All these projects before me, large and small. I am trying to educate myself about them to undertake as much of the work myself as I reasonably can, but not having used power tools since middle school shop class, it can be a bit daunting. Hard to believe I used to help my grandfather run a lathe and make table legs when I was a young girl. But I always had a fear of the drill press in his wood shop. And witnessed plenty of shop and chainsaw accidents to instill a healthy (or overblown?) fear of the dangers of saws.

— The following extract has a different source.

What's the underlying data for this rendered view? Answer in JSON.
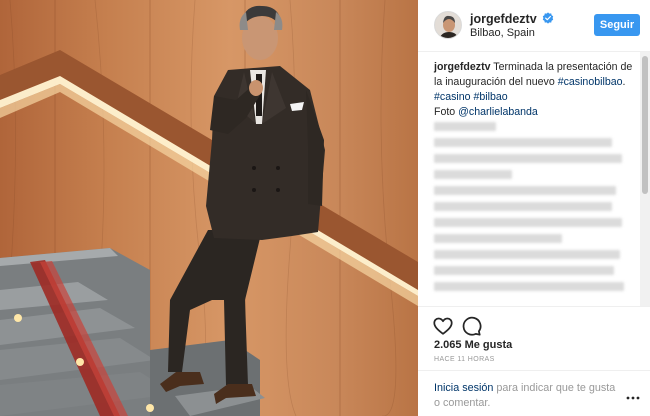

Nonetheless, I am trying to learn and gain the knowledge needed to undertake projects without causing more harm to my boat than good. I also try to rely on store clerks to be knowledgeable and helpful. Unfortunately, often they are dismissive (either because I am a girl or a new boat owner, or both), and the advice I receive is oft wildly conflicting. I feel I should be able to say "I want to fill some wood so I can re-sink screws in it," and readily be directed to the right product. But no matter what I do or buy, someone says it is the wrong product, or won't work, or could have been solved better, faster, cheaper, et cetera. Since it gets tiring to be cut down every time I ask a question or mention an impending fix, I'll likely stick with Don Casey and Nigel Calder, whose books are conveniently absent of criticism of my lack of an encyclopedic knowledge of boat repairs. I would rather do for myself, but I also have to learn from someone; as much as I prefer to thoroughly study a problem in textbook style first, I need to see and practice hands-on before it sinks in. So I will still have to ask for help.
I've been told by the floppy-haired sailor guy that my problem is a lack of self-confidence, which is plainly an annoyance to him. It's ironic because I'd venture to say every other person who knows me thinks I'm one of the most self-assured people they know; I take on crazy new challenges without batting an eyelash--whether running daunting trail ultramarathons, leaving my whole life behind in Miami and starting over with hardly a penny to my name, or buying a 36-year-old project sailboat and moving aboard. I've had a lot of help along the way, and while I don't want anyone to carry me, we all deserve to surround ourselves with friends and lovers who want to lift us up.